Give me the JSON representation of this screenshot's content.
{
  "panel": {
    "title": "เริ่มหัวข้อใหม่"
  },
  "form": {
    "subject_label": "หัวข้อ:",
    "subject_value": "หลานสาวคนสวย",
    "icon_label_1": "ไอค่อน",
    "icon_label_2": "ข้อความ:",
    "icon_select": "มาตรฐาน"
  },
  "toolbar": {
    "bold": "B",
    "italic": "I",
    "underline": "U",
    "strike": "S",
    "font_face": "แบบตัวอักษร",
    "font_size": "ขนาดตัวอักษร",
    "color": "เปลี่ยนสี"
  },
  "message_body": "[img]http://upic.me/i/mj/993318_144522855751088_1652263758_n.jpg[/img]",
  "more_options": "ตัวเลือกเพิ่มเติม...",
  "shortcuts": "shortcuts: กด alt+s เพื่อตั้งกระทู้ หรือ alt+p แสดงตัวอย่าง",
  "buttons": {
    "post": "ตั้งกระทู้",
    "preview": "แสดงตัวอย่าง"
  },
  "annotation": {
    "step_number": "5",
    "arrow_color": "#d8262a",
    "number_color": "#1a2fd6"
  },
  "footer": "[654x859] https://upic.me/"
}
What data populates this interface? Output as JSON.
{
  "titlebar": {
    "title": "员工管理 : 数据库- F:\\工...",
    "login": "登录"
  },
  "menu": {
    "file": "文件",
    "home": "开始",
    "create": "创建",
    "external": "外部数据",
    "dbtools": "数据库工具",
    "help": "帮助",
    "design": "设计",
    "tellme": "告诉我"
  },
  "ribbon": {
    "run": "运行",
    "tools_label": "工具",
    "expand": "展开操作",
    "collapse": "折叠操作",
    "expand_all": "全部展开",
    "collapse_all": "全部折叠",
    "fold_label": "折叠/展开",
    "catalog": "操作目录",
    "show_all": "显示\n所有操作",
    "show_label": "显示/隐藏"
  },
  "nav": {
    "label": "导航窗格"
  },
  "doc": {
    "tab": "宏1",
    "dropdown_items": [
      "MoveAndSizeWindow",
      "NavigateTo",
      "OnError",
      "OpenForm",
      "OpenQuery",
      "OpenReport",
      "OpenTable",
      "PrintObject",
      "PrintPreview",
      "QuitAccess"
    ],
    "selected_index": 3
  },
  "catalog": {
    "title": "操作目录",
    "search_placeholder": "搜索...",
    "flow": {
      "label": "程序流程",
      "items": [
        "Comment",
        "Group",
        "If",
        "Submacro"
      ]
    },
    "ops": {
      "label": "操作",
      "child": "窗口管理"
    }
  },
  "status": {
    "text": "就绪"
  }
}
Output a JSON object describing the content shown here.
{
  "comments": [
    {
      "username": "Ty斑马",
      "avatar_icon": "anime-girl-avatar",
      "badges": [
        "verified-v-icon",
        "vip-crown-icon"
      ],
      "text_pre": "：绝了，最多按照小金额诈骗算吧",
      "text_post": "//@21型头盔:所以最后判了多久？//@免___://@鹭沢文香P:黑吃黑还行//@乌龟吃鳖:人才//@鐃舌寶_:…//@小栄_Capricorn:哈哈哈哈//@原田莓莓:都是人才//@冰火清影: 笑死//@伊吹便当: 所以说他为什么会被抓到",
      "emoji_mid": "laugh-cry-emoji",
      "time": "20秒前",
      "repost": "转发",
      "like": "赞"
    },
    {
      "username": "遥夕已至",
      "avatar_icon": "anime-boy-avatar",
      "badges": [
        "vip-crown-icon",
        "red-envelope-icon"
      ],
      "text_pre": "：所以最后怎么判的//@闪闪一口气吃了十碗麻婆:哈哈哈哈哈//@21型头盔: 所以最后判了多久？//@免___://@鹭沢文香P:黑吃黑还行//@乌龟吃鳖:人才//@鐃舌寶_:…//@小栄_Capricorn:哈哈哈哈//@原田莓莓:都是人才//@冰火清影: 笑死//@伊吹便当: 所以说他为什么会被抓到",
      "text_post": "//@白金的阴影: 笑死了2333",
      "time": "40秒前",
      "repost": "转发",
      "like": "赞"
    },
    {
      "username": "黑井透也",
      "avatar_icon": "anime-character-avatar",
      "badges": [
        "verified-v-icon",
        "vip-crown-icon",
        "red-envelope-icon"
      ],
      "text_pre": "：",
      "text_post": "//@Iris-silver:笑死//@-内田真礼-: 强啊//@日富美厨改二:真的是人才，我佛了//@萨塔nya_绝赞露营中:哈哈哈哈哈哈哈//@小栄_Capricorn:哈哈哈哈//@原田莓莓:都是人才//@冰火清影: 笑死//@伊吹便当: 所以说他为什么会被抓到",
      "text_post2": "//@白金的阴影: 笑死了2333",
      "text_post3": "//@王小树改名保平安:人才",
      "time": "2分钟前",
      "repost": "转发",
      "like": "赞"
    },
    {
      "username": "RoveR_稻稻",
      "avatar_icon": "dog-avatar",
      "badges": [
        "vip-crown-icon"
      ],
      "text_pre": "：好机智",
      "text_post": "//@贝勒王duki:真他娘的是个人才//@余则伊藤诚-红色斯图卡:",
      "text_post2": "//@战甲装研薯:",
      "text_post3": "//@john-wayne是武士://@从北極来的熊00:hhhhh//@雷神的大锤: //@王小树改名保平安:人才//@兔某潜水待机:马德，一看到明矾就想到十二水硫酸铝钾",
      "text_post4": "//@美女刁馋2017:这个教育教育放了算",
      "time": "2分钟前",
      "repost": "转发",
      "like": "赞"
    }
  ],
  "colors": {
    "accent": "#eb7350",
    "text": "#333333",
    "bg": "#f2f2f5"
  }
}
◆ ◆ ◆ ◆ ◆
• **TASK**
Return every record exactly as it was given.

• **EXERCISE SOLUTION**
Give me the JSON representation of this screenshot's content.
{
  "panel": {
    "title": "เริ่มหัวข้อใหม่"
  },
  "form": {
    "subject_label": "หัวข้อ:",
    "subject_value": "หลานสาวคนสวย",
    "icon_label_1": "ไอค่อน",
    "icon_label_2": "ข้อความ:",
    "icon_select": "มาตรฐาน"
  },
  "toolbar": {
    "bold": "B",
    "italic": "I",
    "underline": "U",
    "strike": "S",
    "font_face": "แบบตัวอักษร",
    "font_size": "ขนาดตัวอักษร",
    "color": "เปลี่ยนสี"
  },
  "message_body": "[img]http://upic.me/i/mj/993318_144522855751088_1652263758_n.jpg[/img]",
  "more_options": "ตัวเลือกเพิ่มเติม...",
  "shortcuts": "shortcuts: กด alt+s เพื่อตั้งกระทู้ หรือ alt+p แสดงตัวอย่าง",
  "buttons": {
    "post": "ตั้งกระทู้",
    "preview": "แสดงตัวอย่าง"
  },
  "annotation": {
    "step_number": "5",
    "arrow_color": "#d8262a",
    "number_color": "#1a2fd6"
  },
  "footer": "[654x859] https://upic.me/"
}
What data populates this interface? Output as JSON.
{
  "titlebar": {
    "title": "员工管理 : 数据库- F:\\工...",
    "login": "登录"
  },
  "menu": {
    "file": "文件",
    "home": "开始",
    "create": "创建",
    "external": "外部数据",
    "dbtools": "数据库工具",
    "help": "帮助",
    "design": "设计",
    "tellme": "告诉我"
  },
  "ribbon": {
    "run": "运行",
    "tools_label": "工具",
    "expand": "展开操作",
    "collapse": "折叠操作",
    "expand_all": "全部展开",
    "collapse_all": "全部折叠",
    "fold_label": "折叠/展开",
    "catalog": "操作目录",
    "show_all": "显示\n所有操作",
    "show_label": "显示/隐藏"
  },
  "nav": {
    "label": "导航窗格"
  },
  "doc": {
    "tab": "宏1",
    "dropdown_items": [
      "MoveAndSizeWindow",
      "NavigateTo",
      "OnError",
      "OpenForm",
      "OpenQuery",
      "OpenReport",
      "OpenTable",
      "PrintObject",
      "PrintPreview",
      "QuitAccess"
    ],
    "selected_index": 3
  },
  "catalog": {
    "title": "操作目录",
    "search_placeholder": "搜索...",
    "flow": {
      "label": "程序流程",
      "items": [
        "Comment",
        "Group",
        "If",
        "Submacro"
      ]
    },
    "ops": {
      "label": "操作",
      "child": "窗口管理"
    }
  },
  "status": {
    "text": "就绪"
  }
}
Output a JSON object describing the content shown here.
{
  "comments": [
    {
      "username": "Ty斑马",
      "avatar_icon": "anime-girl-avatar",
      "badges": [
        "verified-v-icon",
        "vip-crown-icon"
      ],
      "text_pre": "：绝了，最多按照小金额诈骗算吧",
      "text_post": "//@21型头盔:所以最后判了多久？//@免___://@鹭沢文香P:黑吃黑还行//@乌龟吃鳖:人才//@鐃舌寶_:…//@小栄_Capricorn:哈哈哈哈//@原田莓莓:都是人才//@冰火清影: 笑死//@伊吹便当: 所以说他为什么会被抓到",
      "emoji_mid": "laugh-cry-emoji",
      "time": "20秒前",
      "repost": "转发",
      "like": "赞"
    },
    {
      "username": "遥夕已至",
      "avatar_icon": "anime-boy-avatar",
      "badges": [
        "vip-crown-icon",
        "red-envelope-icon"
      ],
      "text_pre": "：所以最后怎么判的//@闪闪一口气吃了十碗麻婆:哈哈哈哈哈//@21型头盔: 所以最后判了多久？//@免___://@鹭沢文香P:黑吃黑还行//@乌龟吃鳖:人才//@鐃舌寶_:…//@小栄_Capricorn:哈哈哈哈//@原田莓莓:都是人才//@冰火清影: 笑死//@伊吹便当: 所以说他为什么会被抓到",
      "text_post": "//@白金的阴影: 笑死了2333",
      "time": "40秒前",
      "repost": "转发",
      "like": "赞"
    },
    {
      "username": "黑井透也",
      "avatar_icon": "anime-character-avatar",
      "badges": [
        "verified-v-icon",
        "vip-crown-icon",
        "red-envelope-icon"
      ],
      "text_pre": "：",
      "text_post": "//@Iris-silver:笑死//@-内田真礼-: 强啊//@日富美厨改二:真的是人才，我佛了//@萨塔nya_绝赞露营中:哈哈哈哈哈哈哈//@小栄_Capricorn:哈哈哈哈//@原田莓莓:都是人才//@冰火清影: 笑死//@伊吹便当: 所以说他为什么会被抓到",
      "text_post2": "//@白金的阴影: 笑死了2333",
      "text_post3": "//@王小树改名保平安:人才",
      "time": "2分钟前",
      "repost": "转发",
      "like": "赞"
    },
    {
      "username": "RoveR_稻稻",
      "avatar_icon": "dog-avatar",
      "badges": [
        "vip-crown-icon"
      ],
      "text_pre": "：好机智",
      "text_post": "//@贝勒王duki:真他娘的是个人才//@余则伊藤诚-红色斯图卡:",
      "text_post2": "//@战甲装研薯:",
      "text_post3": "//@john-wayne是武士://@从北極来的熊00:hhhhh//@雷神的大锤: //@王小树改名保平安:人才//@兔某潜水待机:马德，一看到明矾就想到十二水硫酸铝钾",
      "text_post4": "//@美女刁馋2017:这个教育教育放了算",
      "time": "2分钟前",
      "repost": "转发",
      "like": "赞"
    }
  ],
  "colors": {
    "accent": "#eb7350",
    "text": "#333333",
    "bg": "#f2f2f5"
  }
}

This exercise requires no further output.